Analysis: DUP facing some hard realities for unionism
Gerry Moriarty assesses the mood at a very different type of DUP conference
DUP leader Arlene Foster waves to the crowd with deputy leader Nigel Dodds after her speech in the party’s annual conference at the La Mon hotel in Belfast. Photograph: Michael Cooper/PA Wire
DUP leader Arlene Foster makes her speech in the party’s annual conference at the La Mon hotel in Belfast. Photograph: Michael Cooper/PA Wire
At the DUP annual conference at the La Mon Hotel in Belfast, deputy leader Nigel Dodds quietly alerted delegates to the fact that if a deal is to be done with Sinn Féin, it “inevitably means taking difficult decisions”.
He also pointed up some other hard realities for unionism.
For an annual conference keynote speech, a time normally to cut loose and animate the faithful, party leader Arlene Foster was measured. There was criticism of Sinn Féin obviously, but nothing that should overly antagonise Gerry Adams or Mary Lou McDonald or whoever is running the Sinn Féin machine.
It all appeared to signal a party prepared at some stage to take a challenging decision to reinstate the Northern Executive and Assembly.
But first it needs noting that this was a different DUP conference. There were a lot of unfamiliar faces in the media rooms due to the fact that for once the London press were very interested in the DUP.
That was because Theresa May and her Conservative government is dependent on the votes of the DUP’s 10 MPs to remain in power.
Perhaps some of the British press were hoping for an hour-long debate on creationism, some yogurt currying from Gregory Campbell, some non-PC rabble rousing from Sammy Wilson, some monumental gaffes from Ian Paisley.
They didn’t get it. The DUP army council, so to speak, ensured that this was a tightly-run conference.
Not much damage
East Derry MP Gregory Campbell was allowed to speak but it was by way of a pre-recorded audio introducing deputy leader Nigel Dodds.
Sammy Wilson was given the task of chairing rather than speaking at a panel discussion on Brexit, so he couldn’t do much damage there. Well, not too much.
Oops, we wondered, what’s coming next?
But it was harmless enough. Whatever about Lord Kilclooney’s comment, as far as Sammy was concerned Simon Coveney and Leo Varadkar with their Brexit warnings were just a “pair of cowboys”.
He also described Sinn Féin’s Northern leader Michelle O’Neill as “Gerry Adams’s puppet”, but that’s an old one.
And, he said Theresa May still had a problem with her cough, as in “coughing up” a billion pounds to the DUP to keep her in office.
Ian Paisley is also a good man for an incendiary quote but he too was confined to chairing a panel discussion on a “United Kingdom for the next generation”.
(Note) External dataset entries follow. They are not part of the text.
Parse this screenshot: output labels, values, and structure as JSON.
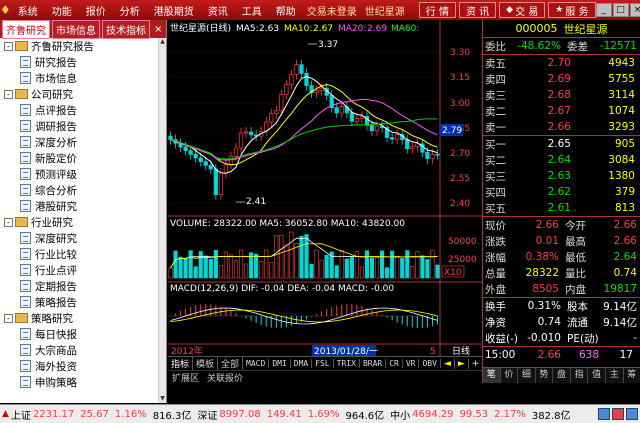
{
  "menubar": {
    "logo": "♦",
    "menus": [
      "系统",
      "功能",
      "报价",
      "分析",
      "港股期货",
      "资讯",
      "工具",
      "帮助"
    ],
    "status_login": "交易未登录",
    "status_brand": "世纪星源",
    "btn_hq": "行 情",
    "btn_zx": "资 讯",
    "btn_jy": "交 易",
    "btn_fw": "服 务",
    "win_min": "_",
    "win_max": "□",
    "win_close": "×"
  },
  "left_panel": {
    "tabs": [
      "齐鲁研究",
      "市场信息",
      "技术指标"
    ],
    "close": "×",
    "tree": [
      {
        "label": "齐鲁研究报告",
        "children": [
          "研究报告",
          "市场信息"
        ]
      },
      {
        "label": "公司研究",
        "children": [
          "点评报告",
          "调研报告",
          "深度分析",
          "新股定价",
          "预测评级",
          "综合分析",
          "港股研究"
        ]
      },
      {
        "label": "行业研究",
        "children": [
          "深度研究",
          "行业比较",
          "行业点评",
          "定期报告",
          "策略报告"
        ]
      },
      {
        "label": "策略研究",
        "children": [
          "每日快报",
          "大宗商品",
          "海外投资",
          "申购策略"
        ]
      }
    ]
  },
  "chart": {
    "header_name": "世纪星源(日线)",
    "ma5_label": "MA5:",
    "ma5": "2.63",
    "ma10_label": "MA10:",
    "ma10": "2.67",
    "ma20_label": "MA20:",
    "ma20": "2.69",
    "ma60_label": "MA60:",
    "ma60": "",
    "high_label": "3.37",
    "low_label": "2.41",
    "current_price_tag": "2.79",
    "y_ticks": [
      "3.30",
      "3.15",
      "3.00",
      "2.85",
      "2.70",
      "2.55",
      "2.40"
    ],
    "volume_label": "VOLUME: 28322.00  MA5: 36052.80  MA10: 43820.00",
    "vol_ticks": [
      "50000",
      "25000"
    ],
    "vol_unit": "X10",
    "macd_label_a": "MACD(12,26,9) DIF: -0.04 DEA: -0.04 MACD: -0.00",
    "x_year": "2012年",
    "x_date": "2013/01/28/一",
    "x_day": "5",
    "period": "日线"
  },
  "chart_tabs": [
    "指标",
    "模板",
    "全部",
    "MACD",
    "DMI",
    "DMA",
    "FSL",
    "TRIX",
    "BRAR",
    "CR",
    "VR",
    "OBV"
  ],
  "chart_tab_nav": [
    "◄",
    "►",
    "+",
    "-"
  ],
  "subtabs": [
    "扩展区",
    "关联报价"
  ],
  "quote": {
    "code": "000005",
    "name": "世纪星源",
    "weibi_label": "委比",
    "weibi": "-48.62%",
    "weicha_label": "委差",
    "weicha": "-12571",
    "asks": [
      {
        "label": "卖五",
        "price": "2.70",
        "vol": "4943"
      },
      {
        "label": "卖四",
        "price": "2.69",
        "vol": "5755"
      },
      {
        "label": "卖三",
        "price": "2.68",
        "vol": "3114"
      },
      {
        "label": "卖二",
        "price": "2.67",
        "vol": "1074"
      },
      {
        "label": "卖一",
        "price": "2.66",
        "vol": "3293"
      }
    ],
    "bids": [
      {
        "label": "买一",
        "price": "2.65",
        "vol": "905"
      },
      {
        "label": "买二",
        "price": "2.64",
        "vol": "3084"
      },
      {
        "label": "买三",
        "price": "2.63",
        "vol": "1380"
      },
      {
        "label": "买四",
        "price": "2.62",
        "vol": "379"
      },
      {
        "label": "买五",
        "price": "2.61",
        "vol": "813"
      }
    ],
    "stats": [
      {
        "l1": "现价",
        "v1": "2.66",
        "c1": "red",
        "l2": "今开",
        "v2": "2.66",
        "c2": "red"
      },
      {
        "l1": "涨跌",
        "v1": "0.01",
        "c1": "red",
        "l2": "最高",
        "v2": "2.66",
        "c2": "red"
      },
      {
        "l1": "涨幅",
        "v1": "0.38%",
        "c1": "red",
        "l2": "最低",
        "v2": "2.64",
        "c2": "green"
      },
      {
        "l1": "总量",
        "v1": "28322",
        "c1": "yellow",
        "l2": "量比",
        "v2": "0.74",
        "c2": "yellow"
      },
      {
        "l1": "外盘",
        "v1": "8505",
        "c1": "red",
        "l2": "内盘",
        "v2": "19817",
        "c2": "green"
      }
    ],
    "stats2": [
      {
        "l1": "换手",
        "v1": "0.31%",
        "l2": "股本",
        "v2": "9.14亿"
      },
      {
        "l1": "净资",
        "v1": "0.74",
        "l2": "流通",
        "v2": "9.14亿"
      },
      {
        "l1": "收益(-)",
        "v1": "-0.010",
        "l2": "PE(动)",
        "v2": "-"
      }
    ],
    "tick": {
      "time": "15:00",
      "price": "2.66",
      "vol": "638",
      "bs": "17"
    },
    "bottom_tabs": [
      "笔",
      "价",
      "细",
      "势",
      "盘",
      "指",
      "值",
      "主",
      "筹"
    ]
  },
  "statusbar": {
    "sh_label": "上证",
    "sh_val": "2231.17",
    "sh_chg": "25.67",
    "sh_pct": "1.16%",
    "sh_amt": "816.3亿",
    "sz_label": "深证",
    "sz_val": "8997.08",
    "sz_chg": "149.41",
    "sz_pct": "1.69%",
    "sz_amt": "964.6亿",
    "zx_label": "中小",
    "zx_val": "4694.29",
    "zx_chg": "99.53",
    "zx_pct": "2.17%",
    "zx_amt": "382.8亿"
  }
}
There was a bit of a sour media note in that the DUP command team had decided that any reporter who missed the deadline to apply for accreditation must pay a whopping £150 to get into the conference.
Whatever about the London journos, those tardy local reporters - either by charm or point blank refusal to divvy up - got through the doors without “coughing up” a penny or cent, although at least one distinguished Dublin journalist didn’t make the journey North because he couldn’t be sure he would be allowed into the conference.
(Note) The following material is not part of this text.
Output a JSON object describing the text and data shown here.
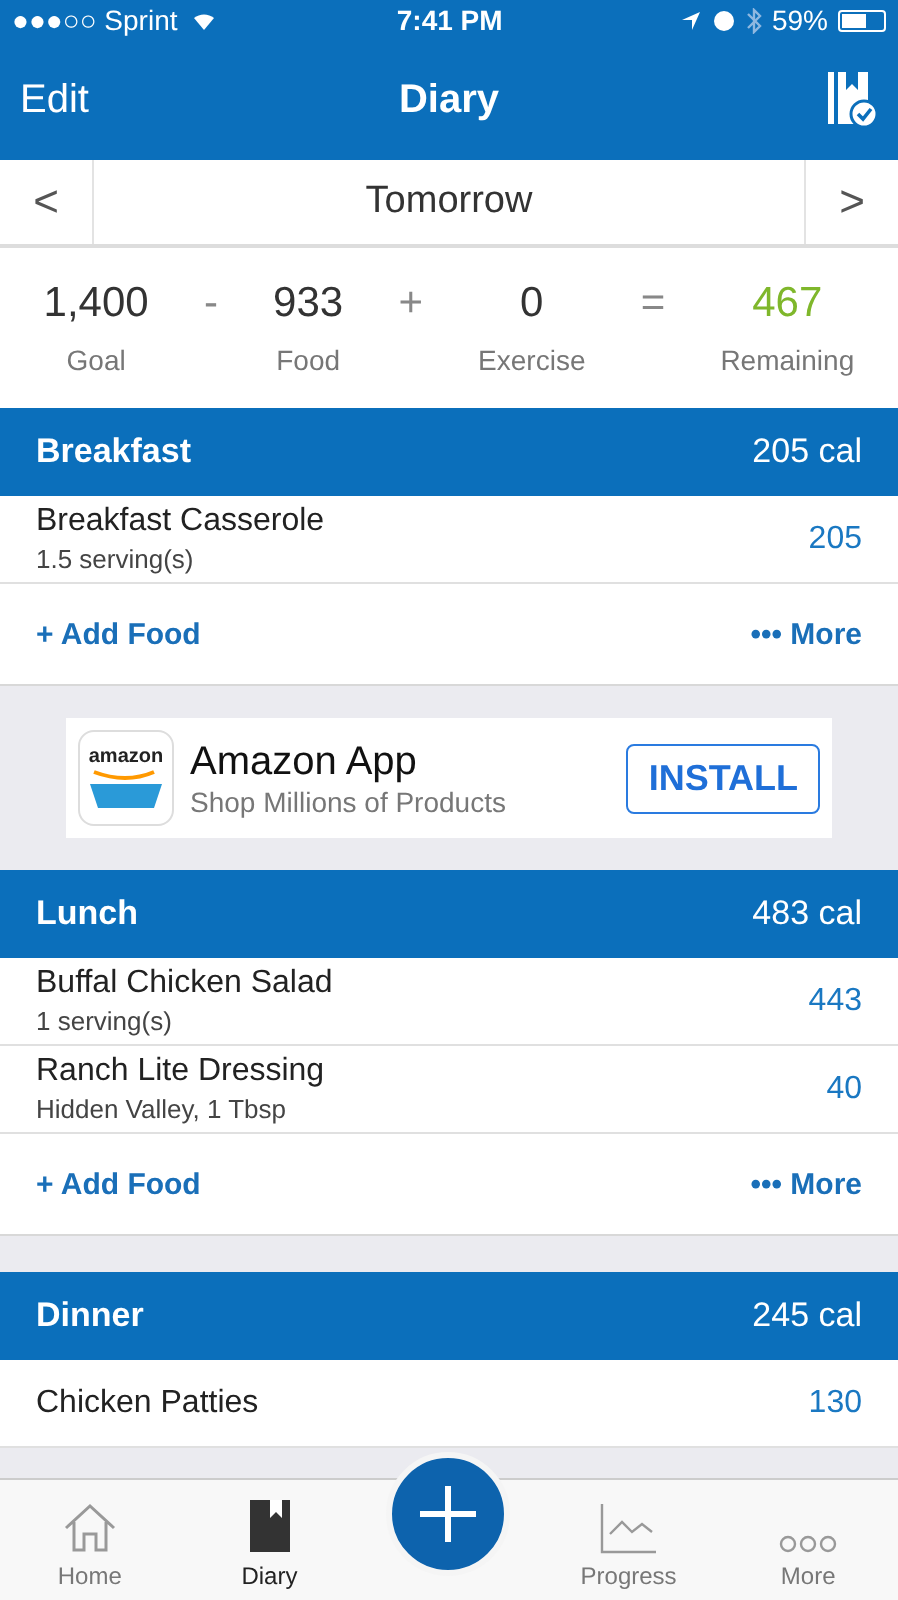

Hostages to fortune
Then again, there was more interesting political fare in Dublin.
Otherwise it was a well-run affair. Dublin and London observers in particular would have been happy that the DUP presented no hostages to fortune in terms of the prospects of renewed DUP-Sinn Féin talks finally ending the logjam.
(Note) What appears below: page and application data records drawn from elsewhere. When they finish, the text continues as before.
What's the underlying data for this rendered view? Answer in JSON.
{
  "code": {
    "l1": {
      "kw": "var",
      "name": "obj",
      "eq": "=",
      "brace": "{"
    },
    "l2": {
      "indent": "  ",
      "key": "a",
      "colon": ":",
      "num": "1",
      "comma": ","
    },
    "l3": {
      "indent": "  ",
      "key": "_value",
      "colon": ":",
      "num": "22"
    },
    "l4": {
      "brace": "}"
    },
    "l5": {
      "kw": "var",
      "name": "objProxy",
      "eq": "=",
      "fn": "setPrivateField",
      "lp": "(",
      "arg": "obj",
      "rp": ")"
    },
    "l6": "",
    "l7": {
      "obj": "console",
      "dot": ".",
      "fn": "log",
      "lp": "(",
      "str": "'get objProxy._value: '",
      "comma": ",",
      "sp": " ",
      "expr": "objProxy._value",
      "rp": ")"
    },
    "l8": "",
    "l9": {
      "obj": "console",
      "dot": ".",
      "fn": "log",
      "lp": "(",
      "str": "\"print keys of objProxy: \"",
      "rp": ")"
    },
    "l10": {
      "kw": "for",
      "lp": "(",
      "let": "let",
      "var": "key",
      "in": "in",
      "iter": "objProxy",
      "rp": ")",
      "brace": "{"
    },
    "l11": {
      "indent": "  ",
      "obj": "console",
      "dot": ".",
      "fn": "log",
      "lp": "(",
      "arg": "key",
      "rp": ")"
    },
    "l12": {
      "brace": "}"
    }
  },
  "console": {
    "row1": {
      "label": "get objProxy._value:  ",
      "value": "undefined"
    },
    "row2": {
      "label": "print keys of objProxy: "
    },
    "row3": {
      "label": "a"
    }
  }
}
In a sense it was a mirror image of the Sinn Fin ardfheis the weekend before, where nothing was done or said that would wreck the prospects of a deal.
Some reporters and DUP delegates wondered would Varadkar take a leaf out of the Northern Ireland book of political crisis management.
Perhaps, they offered, beleaguered Tánaiste Frances Fitzgerald might “do a Peter Robinson” and temporarily stand aside in order to get the Southern politicians off the hook of a pre-Christmas general election.
Just an idea, take it or leave it, was the word from the DUP conference.
Of course what happens in Leinster House has a bearing on what might happen at Stormont. The British and Irish governments are hoping the DUP and Sinn Féin will resume negotiations in the coming days but as Foster acknowledged if there is a December election campaign, Sinn Féin surely will be too busy for Northern talks.
If somehow, however, an election is averted, then the central message from the conference is that the DUP is still up for a deal with Sinn Féin.
The key issue blocking a deal is the dispute over an Irish language act. Foster was conciliatory and respectful when talking about the language while restating that in return Sinn Féin must respect British culture. That should be attainable.
On Brexit, she repeated that the DUP wanted a “sensible Brexit” and she had no harsh words to utter against Varadkar or Coveney.
She did say, however, “time was short” to get a deal and if there was no agreement, then British direct rule ministers soon would be running affairs in Northern Ireland rather than locally elected Assembly members.
One of the reasons given for the failure to strike a deal in the past month or so was that Foster did not have the backing of all of her MPs.
Dodds, the deputy leader and leader of the DUP in Westminster, stepped up to the plate here. He was trenchant in his support for Foster.
“At a time when other political leaders are heading for the exit, stage left, Arlene isn’t going away,” he declared.
If he had appended “you know”, it would have had a sharper resonance and connection to Sinn Féin and Gerry Adams, but it did demonstrate Dodds’s loyalty.
And if he is faithful then perhaps he will have the clout to ensure that any DUP doubters in the House of Commons stay constant too.
Dodds also delivered some truths that many in the DUP would have found difficult. He referred to the need “to be alive to changes in demography and shifts in society”, which appeared to be shorthand for stating that unionists must make compromises with nationalism now - before nationalism becomes too strong and perhaps less amenable to compromise.
The most important message in his speech – one directed at delegates and colleagues — was that getting the Northern Executive and Assembly back up and running will “inevitably mean taking difficult decisions”.
That seemed to be code for the DUP taking chances to restore Stormont if Sinn Féin will take chances too.